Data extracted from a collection
□ □ □ □

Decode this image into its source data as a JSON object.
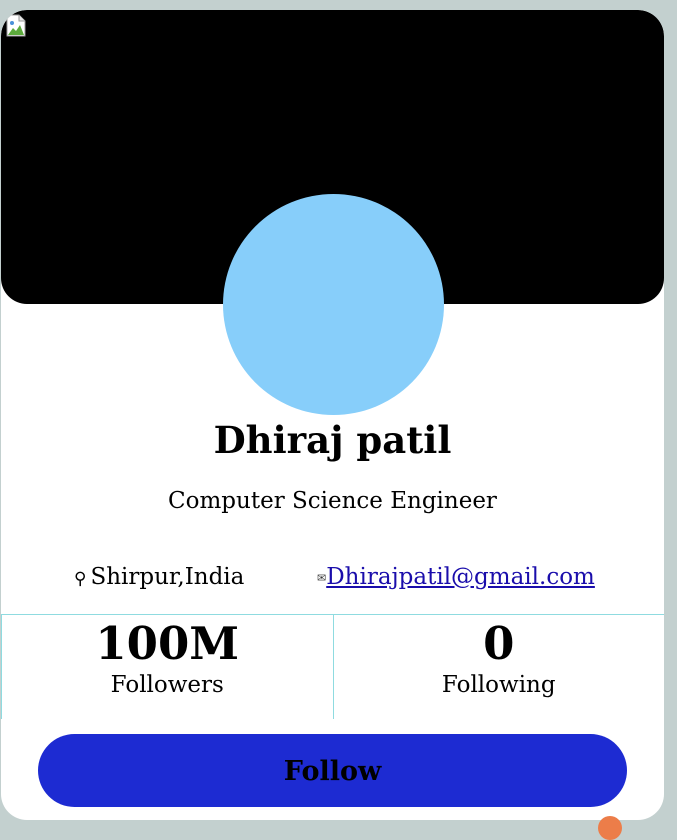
{
  "profile": {
    "name": "Dhiraj patil",
    "title": "Computer Science Engineer",
    "location": "Shirpur,India",
    "email": "Dhirajpatil@gmail.com"
  },
  "stats": {
    "followers_count": "100M",
    "followers_label": "Followers",
    "following_count": "0",
    "following_label": "Following"
  },
  "actions": {
    "follow_label": "Follow"
  },
  "icons": {
    "location": "location-pin-icon",
    "email": "mail-icon",
    "cover": "broken-image-icon"
  },
  "colors": {
    "background": "#c3d0cf",
    "cover": "#000000",
    "avatar": "#87cefa",
    "divider": "#8fdbe0",
    "follow_button": "#1d2bd2",
    "link": "#1a0dab"
  }
}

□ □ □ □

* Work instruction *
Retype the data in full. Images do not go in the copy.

* Answer box *
Decode this image into its source data as a JSON object.
{
  "profile": {
    "name": "Dhiraj patil",
    "title": "Computer Science Engineer",
    "location": "Shirpur,India",
    "email": "Dhirajpatil@gmail.com"
  },
  "stats": {
    "followers_count": "100M",
    "followers_label": "Followers",
    "following_count": "0",
    "following_label": "Following"
  },
  "actions": {
    "follow_label": "Follow"
  },
  "icons": {
    "location": "location-pin-icon",
    "email": "mail-icon",
    "cover": "broken-image-icon"
  },
  "colors": {
    "background": "#c3d0cf",
    "cover": "#000000",
    "avatar": "#87cefa",
    "divider": "#8fdbe0",
    "follow_button": "#1d2bd2",
    "link": "#1a0dab"
  }
}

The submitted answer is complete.